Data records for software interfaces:
....
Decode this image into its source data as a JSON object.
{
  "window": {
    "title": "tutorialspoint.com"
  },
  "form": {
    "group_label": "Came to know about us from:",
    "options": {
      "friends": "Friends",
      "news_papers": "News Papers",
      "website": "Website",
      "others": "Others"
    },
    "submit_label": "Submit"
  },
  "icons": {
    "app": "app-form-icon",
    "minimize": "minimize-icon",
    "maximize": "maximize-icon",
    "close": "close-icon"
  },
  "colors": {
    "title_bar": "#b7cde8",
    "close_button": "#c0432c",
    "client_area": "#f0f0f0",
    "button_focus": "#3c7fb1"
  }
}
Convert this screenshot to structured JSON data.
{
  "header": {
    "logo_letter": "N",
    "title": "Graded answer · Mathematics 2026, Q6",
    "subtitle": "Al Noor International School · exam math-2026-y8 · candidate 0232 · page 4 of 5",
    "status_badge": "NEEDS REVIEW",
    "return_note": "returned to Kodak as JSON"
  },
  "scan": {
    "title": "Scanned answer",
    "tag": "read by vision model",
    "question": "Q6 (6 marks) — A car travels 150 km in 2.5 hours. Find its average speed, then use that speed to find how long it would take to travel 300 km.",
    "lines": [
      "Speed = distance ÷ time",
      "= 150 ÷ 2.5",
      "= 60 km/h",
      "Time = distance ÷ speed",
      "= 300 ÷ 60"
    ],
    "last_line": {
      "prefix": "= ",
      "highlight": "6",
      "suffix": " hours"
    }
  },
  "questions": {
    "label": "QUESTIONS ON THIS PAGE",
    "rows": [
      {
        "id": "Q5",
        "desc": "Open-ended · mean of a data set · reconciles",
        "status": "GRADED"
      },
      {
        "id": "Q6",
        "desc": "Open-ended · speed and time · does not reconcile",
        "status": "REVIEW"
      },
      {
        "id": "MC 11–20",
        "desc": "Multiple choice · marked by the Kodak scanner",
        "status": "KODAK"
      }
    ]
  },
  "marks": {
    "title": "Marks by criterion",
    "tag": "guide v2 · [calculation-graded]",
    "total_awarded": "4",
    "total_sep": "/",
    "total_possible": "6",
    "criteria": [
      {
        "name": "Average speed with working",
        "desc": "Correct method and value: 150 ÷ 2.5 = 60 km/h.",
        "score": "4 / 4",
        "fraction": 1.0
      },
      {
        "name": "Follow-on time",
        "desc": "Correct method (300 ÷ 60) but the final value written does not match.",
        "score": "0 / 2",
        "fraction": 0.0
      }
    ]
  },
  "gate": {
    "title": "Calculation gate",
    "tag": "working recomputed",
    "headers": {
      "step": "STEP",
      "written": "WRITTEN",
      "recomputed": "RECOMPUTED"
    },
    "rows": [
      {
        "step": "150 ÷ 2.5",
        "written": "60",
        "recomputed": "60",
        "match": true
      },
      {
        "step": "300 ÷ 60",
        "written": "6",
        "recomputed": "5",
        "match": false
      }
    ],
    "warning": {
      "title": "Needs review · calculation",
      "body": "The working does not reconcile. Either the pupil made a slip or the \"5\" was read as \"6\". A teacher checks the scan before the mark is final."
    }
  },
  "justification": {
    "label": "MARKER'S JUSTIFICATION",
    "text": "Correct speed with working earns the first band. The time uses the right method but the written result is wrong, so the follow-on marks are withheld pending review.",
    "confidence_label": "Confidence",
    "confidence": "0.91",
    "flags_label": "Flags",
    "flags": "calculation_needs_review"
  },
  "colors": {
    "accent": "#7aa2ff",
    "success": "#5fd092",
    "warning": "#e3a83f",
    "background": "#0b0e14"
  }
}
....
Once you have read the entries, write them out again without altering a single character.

◆ Answer section
Decode this image into its source data as a JSON object.
{
  "window": {
    "title": "tutorialspoint.com"
  },
  "form": {
    "group_label": "Came to know about us from:",
    "options": {
      "friends": "Friends",
      "news_papers": "News Papers",
      "website": "Website",
      "others": "Others"
    },
    "submit_label": "Submit"
  },
  "icons": {
    "app": "app-form-icon",
    "minimize": "minimize-icon",
    "maximize": "maximize-icon",
    "close": "close-icon"
  },
  "colors": {
    "title_bar": "#b7cde8",
    "close_button": "#c0432c",
    "client_area": "#f0f0f0",
    "button_focus": "#3c7fb1"
  }
}
Convert this screenshot to structured JSON data.
{
  "header": {
    "logo_letter": "N",
    "title": "Graded answer · Mathematics 2026, Q6",
    "subtitle": "Al Noor International School · exam math-2026-y8 · candidate 0232 · page 4 of 5",
    "status_badge": "NEEDS REVIEW",
    "return_note": "returned to Kodak as JSON"
  },
  "scan": {
    "title": "Scanned answer",
    "tag": "read by vision model",
    "question": "Q6 (6 marks) — A car travels 150 km in 2.5 hours. Find its average speed, then use that speed to find how long it would take to travel 300 km.",
    "lines": [
      "Speed = distance ÷ time",
      "= 150 ÷ 2.5",
      "= 60 km/h",
      "Time = distance ÷ speed",
      "= 300 ÷ 60"
    ],
    "last_line": {
      "prefix": "= ",
      "highlight": "6",
      "suffix": " hours"
    }
  },
  "questions": {
    "label": "QUESTIONS ON THIS PAGE",
    "rows": [
      {
        "id": "Q5",
        "desc": "Open-ended · mean of a data set · reconciles",
        "status": "GRADED"
      },
      {
        "id": "Q6",
        "desc": "Open-ended · speed and time · does not reconcile",
        "status": "REVIEW"
      },
      {
        "id": "MC 11–20",
        "desc": "Multiple choice · marked by the Kodak scanner",
        "status": "KODAK"
      }
    ]
  },
  "marks": {
    "title": "Marks by criterion",
    "tag": "guide v2 · [calculation-graded]",
    "total_awarded": "4",
    "total_sep": "/",
    "total_possible": "6",
    "criteria": [
      {
        "name": "Average speed with working",
        "desc": "Correct method and value: 150 ÷ 2.5 = 60 km/h.",
        "score": "4 / 4",
        "fraction": 1.0
      },
      {
        "name": "Follow-on time",
        "desc": "Correct method (300 ÷ 60) but the final value written does not match.",
        "score": "0 / 2",
        "fraction": 0.0
      }
    ]
  },
  "gate": {
    "title": "Calculation gate",
    "tag": "working recomputed",
    "headers": {
      "step": "STEP",
      "written": "WRITTEN",
      "recomputed": "RECOMPUTED"
    },
    "rows": [
      {
        "step": "150 ÷ 2.5",
        "written": "60",
        "recomputed": "60",
        "match": true
      },
      {
        "step": "300 ÷ 60",
        "written": "6",
        "recomputed": "5",
        "match": false
      }
    ],
    "warning": {
      "title": "Needs review · calculation",
      "body": "The working does not reconcile. Either the pupil made a slip or the \"5\" was read as \"6\". A teacher checks the scan before the mark is final."
    }
  },
  "justification": {
    "label": "MARKER'S JUSTIFICATION",
    "text": "Correct speed with working earns the first band. The time uses the right method but the written result is wrong, so the follow-on marks are withheld pending review.",
    "confidence_label": "Confidence",
    "confidence": "0.91",
    "flags_label": "Flags",
    "flags": "calculation_needs_review"
  },
  "colors": {
    "accent": "#7aa2ff",
    "success": "#5fd092",
    "warning": "#e3a83f",
    "background": "#0b0e14"
  }
}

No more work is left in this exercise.